The FTSE 100 ended the week in much the same position as it started, closing on Friday at 7,198.28 points, an intraday gain of 0.81 per cent after starting the week at 7184.49 points.
Newly minted US President Donald Trump managed to talk down the dollar over the course of his second working week (with a little help from a slightly dovish Janet Yellen), weighing on gains for London’s blue chip index. FTSE 100 companies on the whole benefit from a stronger dollar against sterling, as earnings from abroad become more valuable.
Miners led the FTSE over the week, with Fresnillo recording a gain of 8.16 per cent to put one-year gains for investors at a massive 105.54 per cent. Meanwhile, Randgold rose by 6.15 per cent.

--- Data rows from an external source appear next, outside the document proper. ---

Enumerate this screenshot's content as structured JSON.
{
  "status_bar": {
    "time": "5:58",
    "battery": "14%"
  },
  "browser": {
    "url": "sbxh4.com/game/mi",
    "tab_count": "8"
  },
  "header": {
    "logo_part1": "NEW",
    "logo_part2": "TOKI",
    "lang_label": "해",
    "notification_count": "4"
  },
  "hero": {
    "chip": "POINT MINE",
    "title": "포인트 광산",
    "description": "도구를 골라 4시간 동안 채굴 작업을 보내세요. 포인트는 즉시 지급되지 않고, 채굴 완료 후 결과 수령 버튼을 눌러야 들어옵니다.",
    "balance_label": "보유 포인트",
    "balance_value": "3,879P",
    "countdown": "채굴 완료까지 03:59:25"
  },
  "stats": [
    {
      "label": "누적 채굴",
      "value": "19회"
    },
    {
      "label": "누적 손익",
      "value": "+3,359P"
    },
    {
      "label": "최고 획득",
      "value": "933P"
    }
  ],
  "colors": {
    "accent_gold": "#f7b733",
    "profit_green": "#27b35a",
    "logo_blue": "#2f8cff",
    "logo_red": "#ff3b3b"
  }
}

Paddy Power Betfair rose by 6.49 per cent since the close on 26 January, recovering almost all of its losses the week before from losing big bets.
Banks received an end-of-week boost from Trump’s economic adviser, Gary Cohn. The former Goldman Sachs chief operating officer offered the first proper statement of intent post-inauguration of the administration’s desire to slash banking regulation.

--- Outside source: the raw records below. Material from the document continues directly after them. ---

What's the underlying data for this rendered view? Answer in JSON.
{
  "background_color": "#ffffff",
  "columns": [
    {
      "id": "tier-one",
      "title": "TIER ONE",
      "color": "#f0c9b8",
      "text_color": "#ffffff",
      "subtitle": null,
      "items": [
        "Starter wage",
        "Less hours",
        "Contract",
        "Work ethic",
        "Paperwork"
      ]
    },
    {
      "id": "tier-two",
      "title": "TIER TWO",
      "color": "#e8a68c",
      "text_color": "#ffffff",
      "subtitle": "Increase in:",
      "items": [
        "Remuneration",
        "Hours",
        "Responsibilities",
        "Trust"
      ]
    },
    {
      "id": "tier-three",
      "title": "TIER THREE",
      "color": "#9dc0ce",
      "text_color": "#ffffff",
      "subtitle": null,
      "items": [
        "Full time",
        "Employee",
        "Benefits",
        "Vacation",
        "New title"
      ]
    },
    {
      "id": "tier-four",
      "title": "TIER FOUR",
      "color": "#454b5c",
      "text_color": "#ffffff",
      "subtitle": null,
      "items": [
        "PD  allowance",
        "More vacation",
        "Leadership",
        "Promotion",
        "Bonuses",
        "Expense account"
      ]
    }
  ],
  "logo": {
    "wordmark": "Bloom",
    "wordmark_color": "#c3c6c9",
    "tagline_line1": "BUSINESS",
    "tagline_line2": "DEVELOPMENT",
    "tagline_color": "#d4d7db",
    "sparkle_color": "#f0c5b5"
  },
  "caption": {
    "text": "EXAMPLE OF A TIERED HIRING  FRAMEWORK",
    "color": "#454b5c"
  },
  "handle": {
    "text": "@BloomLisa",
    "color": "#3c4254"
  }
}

Barclays, with extensive US operations, gained 3.39 per cent over the course of Friday. Prudential recorded an increase of 3.09 per cent on similar grounds, ahead of what has been promised as a bonfire of the regulations.
Meanwhile across the Atlantic stocks approached record highs once more, as Trump’s attention turned more towards the economy after the debacle around travel bans dominated newsflow in the early part of the week.
The Dow Jones Industrial Average crossed the 20,000 mark once more, with Goldman Sachs in particular enjoying the beneficence of former colleagues who have the President’s ear. Other financial firms followed suit.
And the S&P 500, the most closely followed index by professional investors, rose back towards the 2,300.99-point mark which represents its all-time record level.